**What the task asks**
All of the records should be given again exactly as they appear.

**Data listing**
◆ ◆ ◆ ◆

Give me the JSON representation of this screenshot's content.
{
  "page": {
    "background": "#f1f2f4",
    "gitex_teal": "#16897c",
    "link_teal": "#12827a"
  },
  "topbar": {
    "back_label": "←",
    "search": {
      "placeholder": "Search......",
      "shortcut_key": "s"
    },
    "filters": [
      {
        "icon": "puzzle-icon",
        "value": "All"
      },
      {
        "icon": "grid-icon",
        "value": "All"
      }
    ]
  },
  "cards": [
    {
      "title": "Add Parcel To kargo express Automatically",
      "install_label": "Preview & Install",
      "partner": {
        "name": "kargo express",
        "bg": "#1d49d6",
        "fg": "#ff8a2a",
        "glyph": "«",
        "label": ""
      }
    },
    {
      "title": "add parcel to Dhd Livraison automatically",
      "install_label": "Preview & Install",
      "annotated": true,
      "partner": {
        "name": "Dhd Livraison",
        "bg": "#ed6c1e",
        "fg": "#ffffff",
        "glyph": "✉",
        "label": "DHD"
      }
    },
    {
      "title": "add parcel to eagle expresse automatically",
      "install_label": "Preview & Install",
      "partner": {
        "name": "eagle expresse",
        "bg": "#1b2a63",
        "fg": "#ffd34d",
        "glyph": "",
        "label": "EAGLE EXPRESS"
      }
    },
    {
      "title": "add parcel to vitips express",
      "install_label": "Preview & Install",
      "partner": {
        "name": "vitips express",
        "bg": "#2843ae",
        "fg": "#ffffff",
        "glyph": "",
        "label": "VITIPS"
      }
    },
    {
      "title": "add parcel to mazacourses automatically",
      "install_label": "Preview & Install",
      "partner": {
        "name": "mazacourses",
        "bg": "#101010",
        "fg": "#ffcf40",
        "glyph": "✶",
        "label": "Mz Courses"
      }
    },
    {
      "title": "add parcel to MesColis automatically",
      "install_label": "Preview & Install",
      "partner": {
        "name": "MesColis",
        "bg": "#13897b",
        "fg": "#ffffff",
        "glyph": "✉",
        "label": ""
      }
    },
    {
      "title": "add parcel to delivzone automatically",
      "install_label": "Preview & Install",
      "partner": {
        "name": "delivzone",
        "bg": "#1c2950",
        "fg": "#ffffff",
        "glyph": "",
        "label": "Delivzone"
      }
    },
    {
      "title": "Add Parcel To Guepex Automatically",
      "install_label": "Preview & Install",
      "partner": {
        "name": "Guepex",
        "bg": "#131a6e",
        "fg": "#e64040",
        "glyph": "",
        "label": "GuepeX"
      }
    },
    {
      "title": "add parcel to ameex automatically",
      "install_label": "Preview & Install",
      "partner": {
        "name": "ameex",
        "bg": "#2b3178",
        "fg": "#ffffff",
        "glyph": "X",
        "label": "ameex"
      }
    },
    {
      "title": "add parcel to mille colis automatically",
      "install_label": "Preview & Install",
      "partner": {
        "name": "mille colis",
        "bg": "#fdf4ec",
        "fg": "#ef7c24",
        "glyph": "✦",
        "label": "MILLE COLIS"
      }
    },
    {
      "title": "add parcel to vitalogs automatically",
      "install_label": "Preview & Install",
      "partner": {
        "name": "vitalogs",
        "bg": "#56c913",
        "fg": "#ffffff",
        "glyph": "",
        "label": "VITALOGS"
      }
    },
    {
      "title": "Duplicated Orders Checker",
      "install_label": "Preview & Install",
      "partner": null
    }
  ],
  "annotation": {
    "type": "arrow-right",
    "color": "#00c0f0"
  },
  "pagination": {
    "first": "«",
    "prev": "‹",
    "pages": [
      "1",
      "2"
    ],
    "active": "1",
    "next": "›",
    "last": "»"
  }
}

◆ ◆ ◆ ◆

**Response**
Give me the JSON representation of this screenshot's content.
{
  "page": {
    "background": "#f1f2f4",
    "gitex_teal": "#16897c",
    "link_teal": "#12827a"
  },
  "topbar": {
    "back_label": "←",
    "search": {
      "placeholder": "Search......",
      "shortcut_key": "s"
    },
    "filters": [
      {
        "icon": "puzzle-icon",
        "value": "All"
      },
      {
        "icon": "grid-icon",
        "value": "All"
      }
    ]
  },
  "cards": [
    {
      "title": "Add Parcel To kargo express Automatically",
      "install_label": "Preview & Install",
      "partner": {
        "name": "kargo express",
        "bg": "#1d49d6",
        "fg": "#ff8a2a",
        "glyph": "«",
        "label": ""
      }
    },
    {
      "title": "add parcel to Dhd Livraison automatically",
      "install_label": "Preview & Install",
      "annotated": true,
      "partner": {
        "name": "Dhd Livraison",
        "bg": "#ed6c1e",
        "fg": "#ffffff",
        "glyph": "✉",
        "label": "DHD"
      }
    },
    {
      "title": "add parcel to eagle expresse automatically",
      "install_label": "Preview & Install",
      "partner": {
        "name": "eagle expresse",
        "bg": "#1b2a63",
        "fg": "#ffd34d",
        "glyph": "",
        "label": "EAGLE EXPRESS"
      }
    },
    {
      "title": "add parcel to vitips express",
      "install_label": "Preview & Install",
      "partner": {
        "name": "vitips express",
        "bg": "#2843ae",
        "fg": "#ffffff",
        "glyph": "",
        "label": "VITIPS"
      }
    },
    {
      "title": "add parcel to mazacourses automatically",
      "install_label": "Preview & Install",
      "partner": {
        "name": "mazacourses",
        "bg": "#101010",
        "fg": "#ffcf40",
        "glyph": "✶",
        "label": "Mz Courses"
      }
    },
    {
      "title": "add parcel to MesColis automatically",
      "install_label": "Preview & Install",
      "partner": {
        "name": "MesColis",
        "bg": "#13897b",
        "fg": "#ffffff",
        "glyph": "✉",
        "label": ""
      }
    },
    {
      "title": "add parcel to delivzone automatically",
      "install_label": "Preview & Install",
      "partner": {
        "name": "delivzone",
        "bg": "#1c2950",
        "fg": "#ffffff",
        "glyph": "",
        "label": "Delivzone"
      }
    },
    {
      "title": "Add Parcel To Guepex Automatically",
      "install_label": "Preview & Install",
      "partner": {
        "name": "Guepex",
        "bg": "#131a6e",
        "fg": "#e64040",
        "glyph": "",
        "label": "GuepeX"
      }
    },
    {
      "title": "add parcel to ameex automatically",
      "install_label": "Preview & Install",
      "partner": {
        "name": "ameex",
        "bg": "#2b3178",
        "fg": "#ffffff",
        "glyph": "X",
        "label": "ameex"
      }
    },
    {
      "title": "add parcel to mille colis automatically",
      "install_label": "Preview & Install",
      "partner": {
        "name": "mille colis",
        "bg": "#fdf4ec",
        "fg": "#ef7c24",
        "glyph": "✦",
        "label": "MILLE COLIS"
      }
    },
    {
      "title": "add parcel to vitalogs automatically",
      "install_label": "Preview & Install",
      "partner": {
        "name": "vitalogs",
        "bg": "#56c913",
        "fg": "#ffffff",
        "glyph": "",
        "label": "VITALOGS"
      }
    },
    {
      "title": "Duplicated Orders Checker",
      "install_label": "Preview & Install",
      "partner": null
    }
  ],
  "annotation": {
    "type": "arrow-right",
    "color": "#00c0f0"
  },
  "pagination": {
    "first": "«",
    "prev": "‹",
    "pages": [
      "1",
      "2"
    ],
    "active": "1",
    "next": "›",
    "last": "»"
  }
}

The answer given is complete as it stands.